Masquer Masquer 11/30/2016 01:10
"In the case of a tie after 12 games, winner is the player with more wins." - Yogi Berra (?)
jpmoldovan jpmoldovan 11/30/2016 01:07
The short matches have led to ultra-cautious play. I'm shocked those attending on Monday weren't shouting REFUND! REFUND!

From a fan's POV, returning to the 24-game format, which was used from the 1950's through 1972 & reinstated for Karpov-Kasparov 2-5, would be best. Who is against it? The sponsors? The contenders??

You could add a best of 7 wins provision, to try & keep it from going the distance, but if someone got to 3 early on, a long string of draws, like Karpov-Kasparov 1, could easily result.
Fairfield1466 Fairfield1466 11/30/2016 01:00
Keep it as a 12 game match. (Good luck finding title sponsors for an 18 game match that lasts for over a month!) In the case of a tie after 12 games, winner is the player with more wins. If both players are equal in wins, the defending champion wins.
The World Championship should only be played at classical time controls. No tie break games needed.
To win the title you actually have to beat the champion. How is that for a radical concept.
Andrea Mori Andrea Mori 11/30/2016 12:50
As a few already said, the Champion should mantain the title in the case of a tied match.
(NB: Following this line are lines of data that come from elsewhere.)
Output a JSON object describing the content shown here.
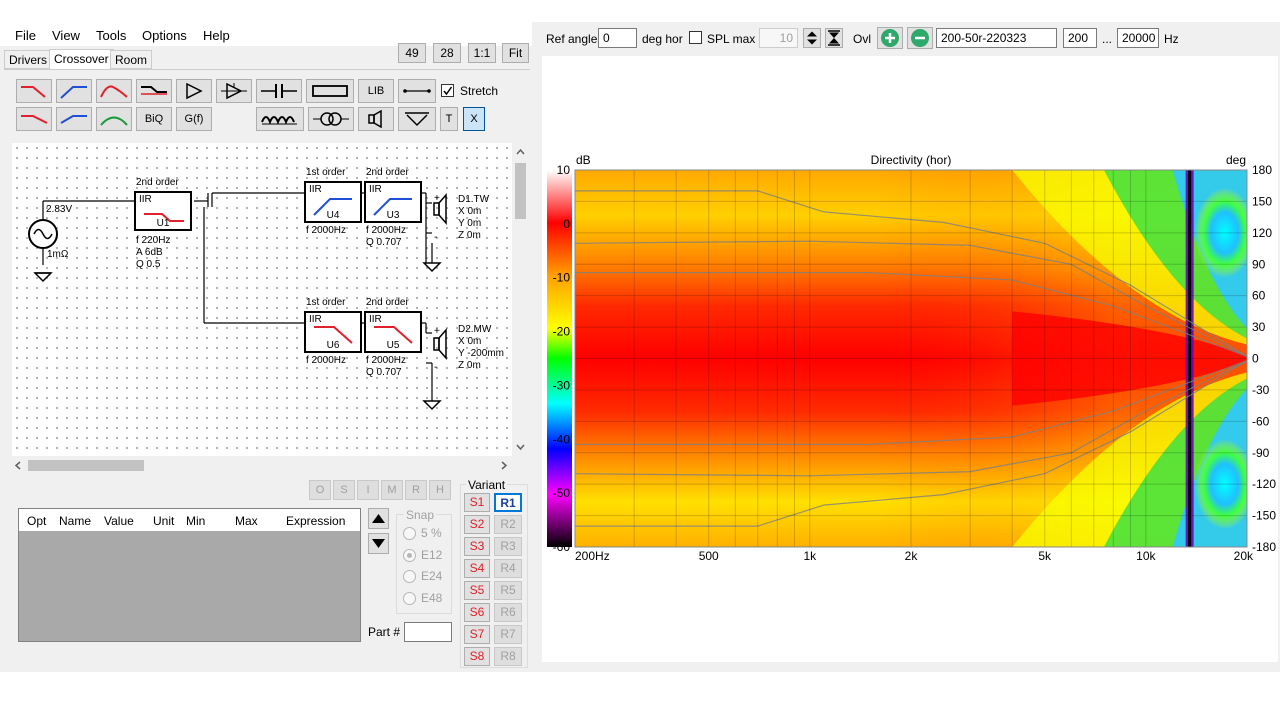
{
  "menu": [
    "File",
    "View",
    "Tools",
    "Options",
    "Help"
  ],
  "zoom_buttons": [
    "49",
    "28",
    "1:1",
    "Fit"
  ],
  "tabs": [
    "Drivers",
    "Crossover",
    "Room"
  ],
  "toolbar": {
    "lib": "LIB",
    "biq": "BiQ",
    "gf": "G(f)",
    "t": "T",
    "x": "X",
    "stretch": "Stretch"
  },
  "schematic": {
    "source_voltage": "2.83V",
    "source_impedance": "1mΩ",
    "blocks": [
      {
        "id": "U1",
        "order": "2nd order",
        "type": "IIR",
        "params": [
          "f  220Hz",
          "A  6dB",
          "Q  0.5"
        ]
      },
      {
        "id": "U4",
        "order": "1st order",
        "type": "IIR",
        "params": [
          "f  2000Hz"
        ]
      },
      {
        "id": "U3",
        "order": "2nd order",
        "type": "IIR",
        "params": [
          "f  2000Hz",
          "Q  0.707"
        ]
      },
      {
        "id": "U6",
        "order": "1st order",
        "type": "IIR",
        "params": [
          "f  2000Hz"
        ]
      },
      {
        "id": "U5",
        "order": "2nd order",
        "type": "IIR",
        "params": [
          "f  2000Hz",
          "Q  0.707"
        ]
      }
    ],
    "drivers": [
      {
        "name": "D1.TW",
        "x": "X  0m",
        "y": "Y  0m",
        "z": "Z  0m"
      },
      {
        "name": "D2.MW",
        "x": "X  0m",
        "y": "Y  -200mm",
        "z": "Z  0m"
      }
    ]
  },
  "opt_buttons": [
    "O",
    "S",
    "I",
    "M",
    "R",
    "H"
  ],
  "param_table": {
    "headers": [
      "Opt",
      "Name",
      "Value",
      "Unit",
      "Min",
      "Max",
      "Expression"
    ]
  },
  "snap": {
    "title": "Snap",
    "options": [
      "5 %",
      "E12",
      "E24",
      "E48"
    ],
    "selected": "E12"
  },
  "part_label": "Part #",
  "variant": {
    "title": "Variant",
    "s": [
      "S1",
      "S2",
      "S3",
      "S4",
      "S5",
      "S6",
      "S7",
      "S8"
    ],
    "r": [
      "R1",
      "R2",
      "R3",
      "R4",
      "R5",
      "R6",
      "R7",
      "R8"
    ],
    "active_r": "R1"
  },
  "top_toolbar": {
    "ref_angle_label": "Ref angle",
    "ref_angle_value": "0",
    "deg_hor": "deg hor",
    "spl_max_label": "SPL max",
    "spl_max_value": "10",
    "ovl_label": "Ovl",
    "overlay_name": "200-50r-220323",
    "f_min": "200",
    "ellipsis": "...",
    "f_max": "20000",
    "hz": "Hz"
  },
  "colors": {
    "accent_green": "#2fa86b",
    "active_variant": "#1a3f9d",
    "variant_s": "#e0202a"
  },
  "chart_data": {
    "type": "heatmap",
    "title": "Directivity (hor)",
    "ylabel_left": "dB",
    "ylabel_right": "deg",
    "x_ticks": [
      "200Hz",
      "500",
      "1k",
      "2k",
      "5k",
      "10k",
      "20k"
    ],
    "x_tick_values": [
      200,
      500,
      1000,
      2000,
      5000,
      10000,
      20000
    ],
    "xlim": [
      200,
      20000
    ],
    "x_scale": "log",
    "angle_ticks": [
      "180",
      "150",
      "120",
      "90",
      "60",
      "30",
      "0",
      "-30",
      "-60",
      "-90",
      "-120",
      "-150",
      "-180"
    ],
    "angle_range": [
      -180,
      180
    ],
    "db_ticks": [
      "10",
      "0",
      "-10",
      "-20",
      "-30",
      "-40",
      "-50",
      "-60"
    ],
    "db_range": [
      -60,
      10
    ],
    "colormap": [
      "#ffffff",
      "#ff0000",
      "#ffa000",
      "#ffff00",
      "#00ff00",
      "#00ffff",
      "#0000ff",
      "#ff00ff",
      "#000000"
    ],
    "grid": true
  }
}
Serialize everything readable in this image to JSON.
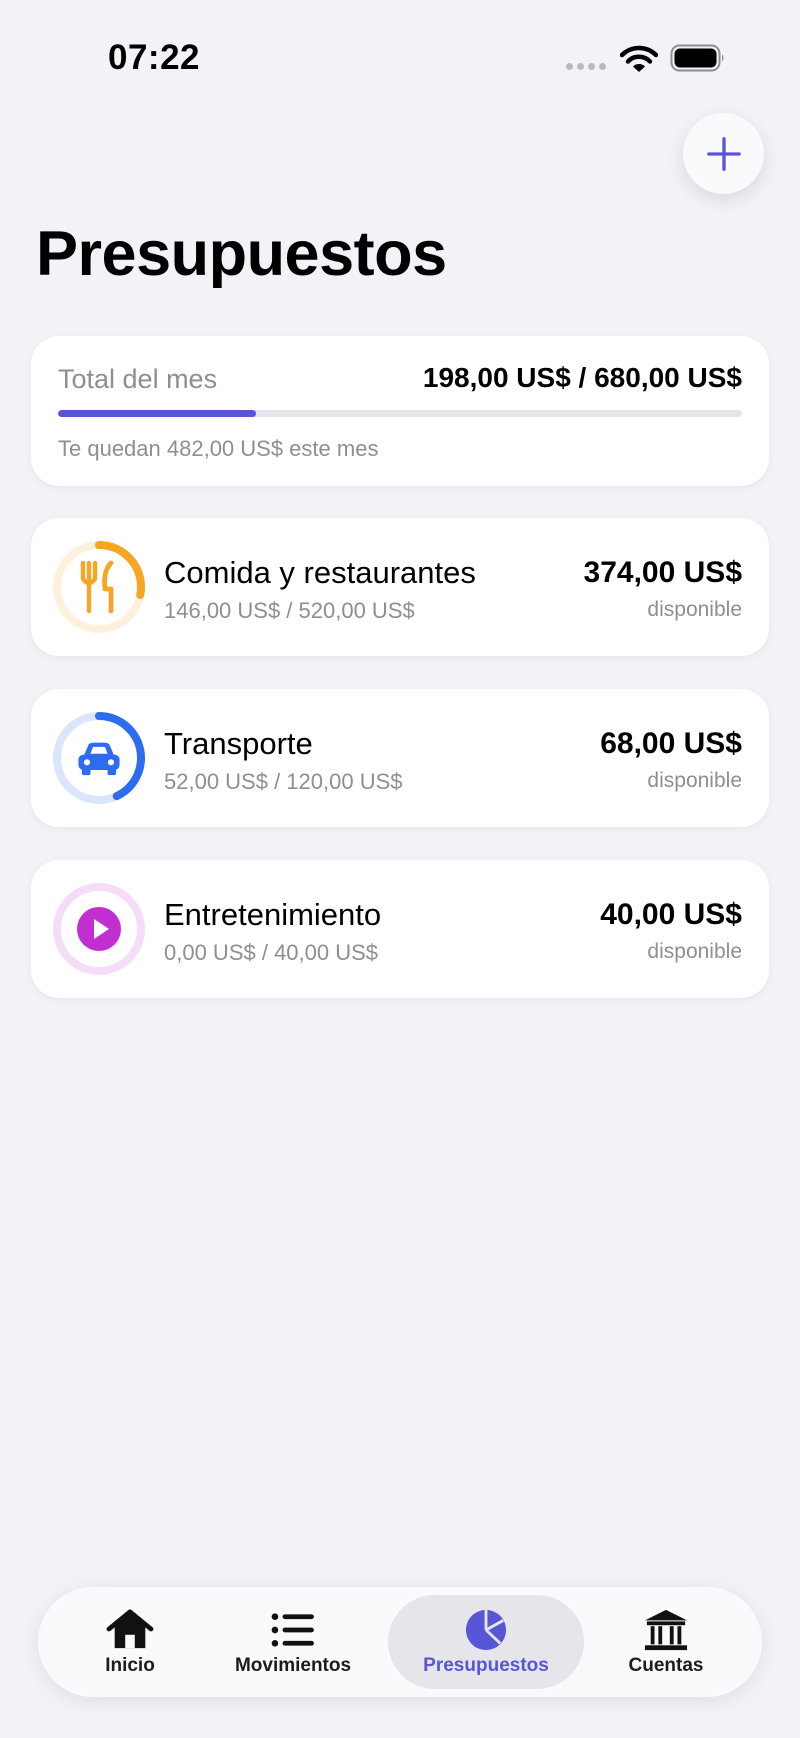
{
  "status_bar": {
    "time": "07:22"
  },
  "colors": {
    "accent": "#5856d6",
    "food": "#f5a623",
    "transport": "#2c6cf0",
    "entertainment": "#c22fd1"
  },
  "header": {
    "title": "Presupuestos"
  },
  "total": {
    "label": "Total del mes",
    "amount": "198,00 US$ / 680,00 US$",
    "progress_fraction": 0.29,
    "remaining": "Te quedan 482,00 US$ este mes"
  },
  "budgets": [
    {
      "name": "Comida y restaurantes",
      "spent": "146,00 US$ / 520,00 US$",
      "available": "374,00 US$",
      "caption": "disponible",
      "icon": "fork-knife-icon",
      "fraction": 0.28
    },
    {
      "name": "Transporte",
      "spent": "52,00 US$ / 120,00 US$",
      "available": "68,00 US$",
      "caption": "disponible",
      "icon": "car-icon",
      "fraction": 0.43
    },
    {
      "name": "Entretenimiento",
      "spent": "0,00 US$ / 40,00 US$",
      "available": "40,00 US$",
      "caption": "disponible",
      "icon": "play-icon",
      "fraction": 0.0
    }
  ],
  "tabs": [
    {
      "label": "Inicio",
      "icon": "house-icon",
      "active": false
    },
    {
      "label": "Movimientos",
      "icon": "list-icon",
      "active": false
    },
    {
      "label": "Presupuestos",
      "icon": "pie-chart-icon",
      "active": true
    },
    {
      "label": "Cuentas",
      "icon": "bank-icon",
      "active": false
    }
  ]
}
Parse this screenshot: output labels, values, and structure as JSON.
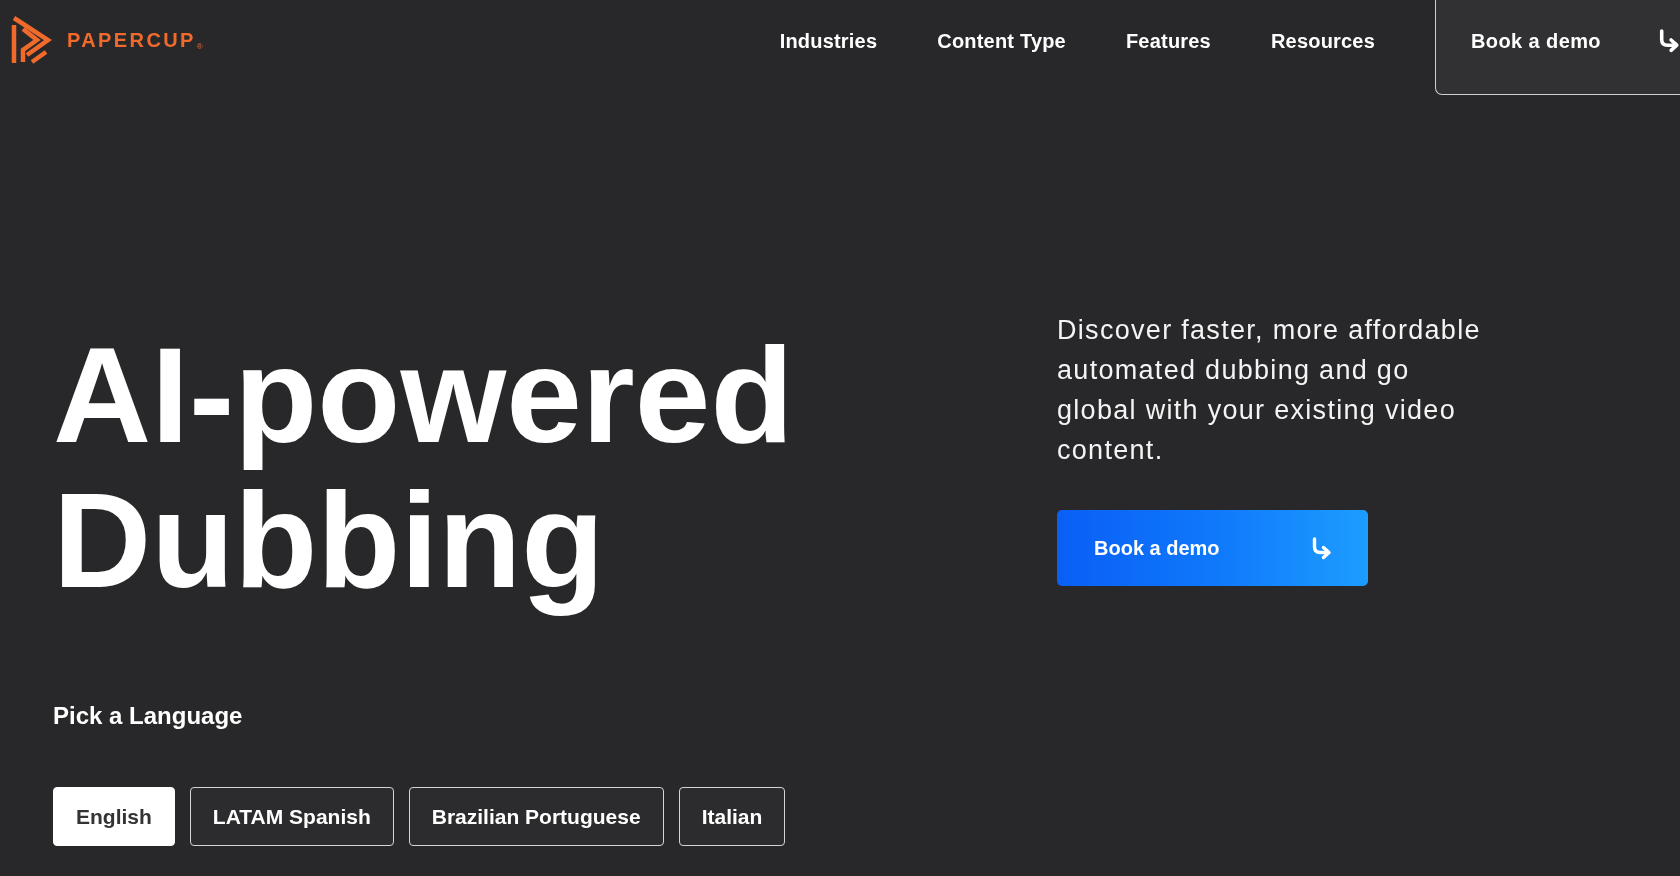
{
  "header": {
    "logo": {
      "wordmark": "PAPERCUP",
      "registered_mark": "®"
    },
    "nav": [
      "Industries",
      "Content Type",
      "Features",
      "Resources"
    ],
    "cta": {
      "label": "Book a demo"
    }
  },
  "hero": {
    "heading": "AI-powered Dubbing",
    "description": "Discover faster, more affordable automated dubbing and go global with your existing video content.",
    "cta": {
      "label": "Book a demo"
    }
  },
  "language_picker": {
    "title": "Pick a Language",
    "options": [
      {
        "label": "English",
        "selected": true
      },
      {
        "label": "LATAM Spanish",
        "selected": false
      },
      {
        "label": "Brazilian Portuguese",
        "selected": false
      },
      {
        "label": "Italian",
        "selected": false
      }
    ]
  }
}
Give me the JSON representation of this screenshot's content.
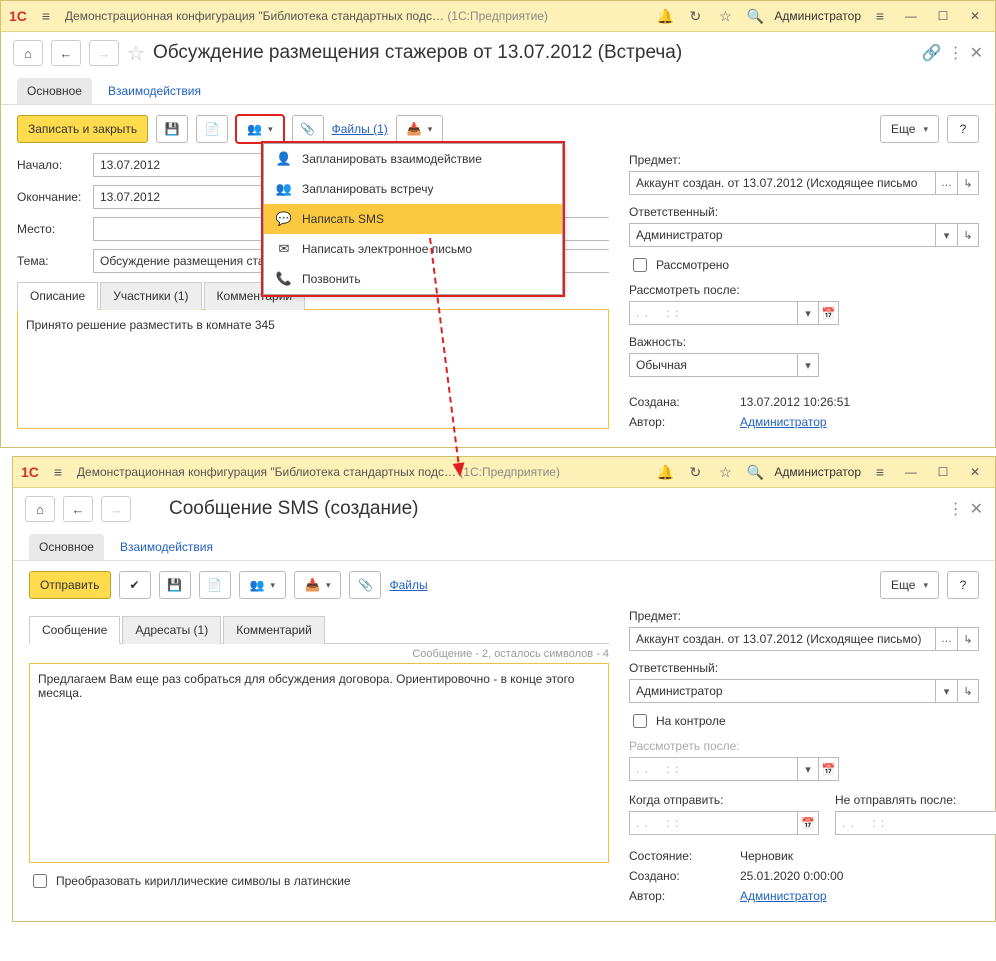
{
  "app": {
    "title": "Демонстрационная конфигурация \"Библиотека стандартных подс…",
    "suffix": "(1С:Предприятие)",
    "user": "Администратор"
  },
  "window1": {
    "title": "Обсуждение размещения стажеров от 13.07.2012 (Встреча)",
    "section_tabs": {
      "main": "Основное",
      "inter": "Взаимодействия"
    },
    "toolbar": {
      "write_close": "Записать и закрыть",
      "files": "Файлы (1)",
      "more": "Еще"
    },
    "labels": {
      "start": "Начало:",
      "end": "Окончание:",
      "place": "Место:",
      "topic": "Тема:",
      "subject": "Предмет:",
      "responsible": "Ответственный:",
      "reviewed": "Рассмотрено",
      "review_after": "Рассмотреть после:",
      "importance": "Важность:",
      "created": "Создана:",
      "author": "Автор:"
    },
    "values": {
      "start": "13.07.2012",
      "end": "13.07.2012",
      "place": "",
      "topic": "Обсуждение размещения ста",
      "subject": "Аккаунт создан. от 13.07.2012 (Исходящее письмо",
      "responsible": "Администратор",
      "review_after": ". .    : :",
      "importance": "Обычная",
      "created": "13.07.2012 10:26:51",
      "author": "Администратор"
    },
    "sub_tabs": {
      "desc": "Описание",
      "participants": "Участники (1)",
      "comment": "Комментарий"
    },
    "description_text": "Принято решение разместить в комнате 345"
  },
  "menu": {
    "plan_inter": "Запланировать взаимодействие",
    "plan_meeting": "Запланировать встречу",
    "write_sms": "Написать SMS",
    "write_email": "Написать электронное письмо",
    "call": "Позвонить"
  },
  "window2": {
    "title": "Сообщение SMS (создание)",
    "section_tabs": {
      "main": "Основное",
      "inter": "Взаимодействия"
    },
    "toolbar": {
      "send": "Отправить",
      "files": "Файлы",
      "more": "Еще"
    },
    "sub_tabs": {
      "msg": "Сообщение",
      "recipients": "Адресаты (1)",
      "comment": "Комментарий"
    },
    "msg_info": "Сообщение - 2, осталось символов - 4",
    "msg_text": "Предлагаем Вам еще раз собраться для обсуждения договора. Ориентировочно - в конце этого месяца.",
    "transliterate": "Преобразовать кириллические символы в латинские",
    "labels": {
      "subject": "Предмет:",
      "responsible": "Ответственный:",
      "on_control": "На контроле",
      "review_after": "Рассмотреть после:",
      "when_send": "Когда отправить:",
      "no_send_after": "Не отправлять после:",
      "state": "Состояние:",
      "created": "Создано:",
      "author": "Автор:"
    },
    "values": {
      "subject": "Аккаунт создан. от 13.07.2012 (Исходящее письмо)",
      "responsible": "Администратор",
      "review_after": ". .    : :",
      "when_send": ". .    : :",
      "no_send_after": ". .    : :",
      "state": "Черновик",
      "created": "25.01.2020 0:00:00",
      "author": "Администратор"
    }
  }
}
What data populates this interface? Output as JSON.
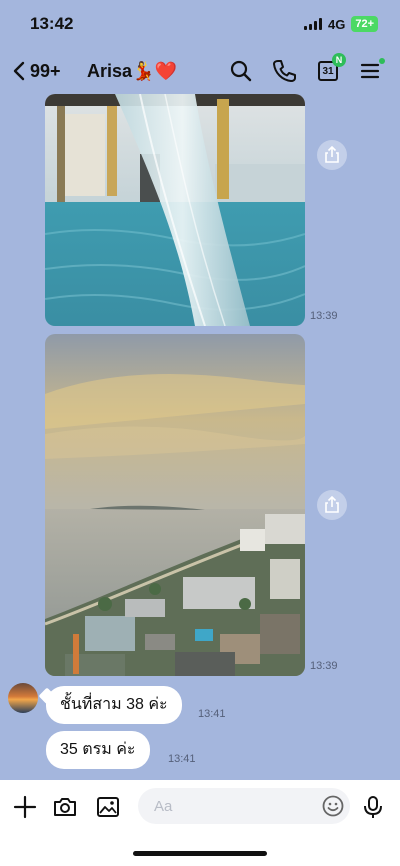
{
  "status": {
    "time": "13:42",
    "network": "4G",
    "battery": "72+"
  },
  "header": {
    "back_count": "99+",
    "title": "Arisa💃❤️",
    "calendar_day": "31",
    "calendar_badge": "N"
  },
  "messages": {
    "photo1_time": "13:39",
    "photo2_time": "13:39",
    "text1": "ชั้นที่สาม 38 ค่ะ",
    "text1_time": "13:41",
    "text2": "35 ตรม ค่ะ",
    "text2_time": "13:41"
  },
  "composer": {
    "placeholder": "Aa"
  },
  "colors": {
    "chat_background": "#a4b6dd",
    "badge_green": "#2ebd59",
    "battery_green": "#4cd964"
  }
}
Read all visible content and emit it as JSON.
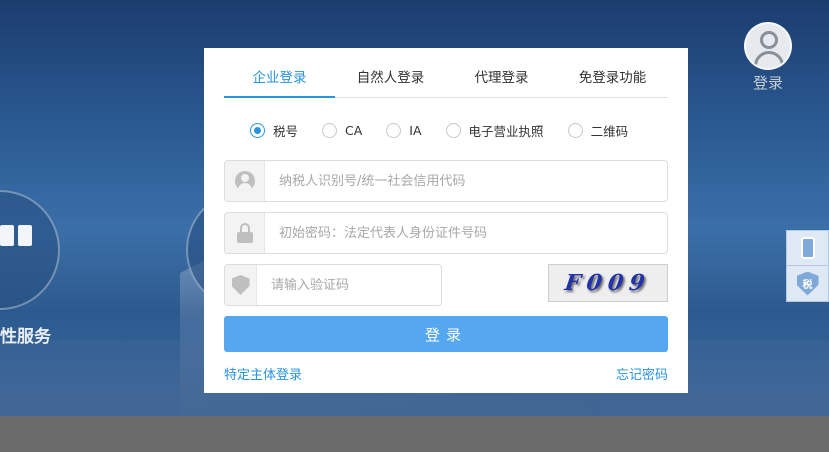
{
  "header": {
    "login_label": "登录"
  },
  "background": {
    "service_label": "性服务"
  },
  "side_tools": {
    "tax_badge": "税"
  },
  "tabs": [
    {
      "label": "企业登录",
      "active": true
    },
    {
      "label": "自然人登录",
      "active": false
    },
    {
      "label": "代理登录",
      "active": false
    },
    {
      "label": "免登录功能",
      "active": false
    }
  ],
  "login_types": [
    {
      "label": "税号",
      "checked": true
    },
    {
      "label": "CA",
      "checked": false
    },
    {
      "label": "IA",
      "checked": false
    },
    {
      "label": "电子营业执照",
      "checked": false
    },
    {
      "label": "二维码",
      "checked": false
    }
  ],
  "form": {
    "taxpayer_id_placeholder": "纳税人识别号/统一社会信用代码",
    "password_placeholder": "初始密码：法定代表人身份证件号码",
    "captcha_placeholder": "请输入验证码",
    "captcha_text": "F009",
    "submit_label": "登录",
    "special_login_link": "特定主体登录",
    "forgot_password_link": "忘记密码"
  },
  "colors": {
    "accent": "#2a93df",
    "button": "#55a7ef",
    "background": "#2a5a92"
  }
}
This might be somewhat unfair for the Challenger, but the Champion had to overcome the same handicap when (s)he was the Challenger, things are eventually even. This certainly represents the simplest solution of all. Having said that, I also agree that a 12 games match for the World Title is way too short. The old 1960s/70s format of 24 games was certainly better. It is not entirely clear to me why it could not be mantained. Without adjournments and with only a rest day every 4th game (which is entirely reasonable) a 24 games match would last just 30 days and I don't see why that should represent an impossibility.
musketeerchess musketeerchess 11/30/2016 12:35
Hi Yasser, unfortunately nowadays chess has shown the limit. Computers made chess more like a science. Top Players no longer want to take risks and the best players got such an impressive homework preparation that the first player who is out of "Book" is generally the player who's going to suffer. Your idea of playing 13 games is excellent, but i think chess needs another radical therapy. It needs some more tactics, new strategies and give the public new thrills. It needs to give the most creative player on the board the chance he diserves not to credit home work, computer analysis, engines etc. So my solution is, let's play Chess Variants: Your Seirawan (or SHarper) Chess was an excellent variant. Musketeer Chess is also another new and thrilling variant. So let's play Chess Variants with still the possibility to play Classic Chess if both players agree.
ZenPassant ZenPassant 11/30/2016 12:26
Solution 1: White loses if the game ends in a draw. It might be unfair but both players will have same number of Whites during a match. Solution 2: In case a game ends in draw, the result is decided by an Armageddon game right after.
Hhorse Hhorse 11/30/2016 12:05
I think a better idea is to get rid of draws. If a game is agreed drawn they play a rapid overtime game or two followed by a armageddon like other sports.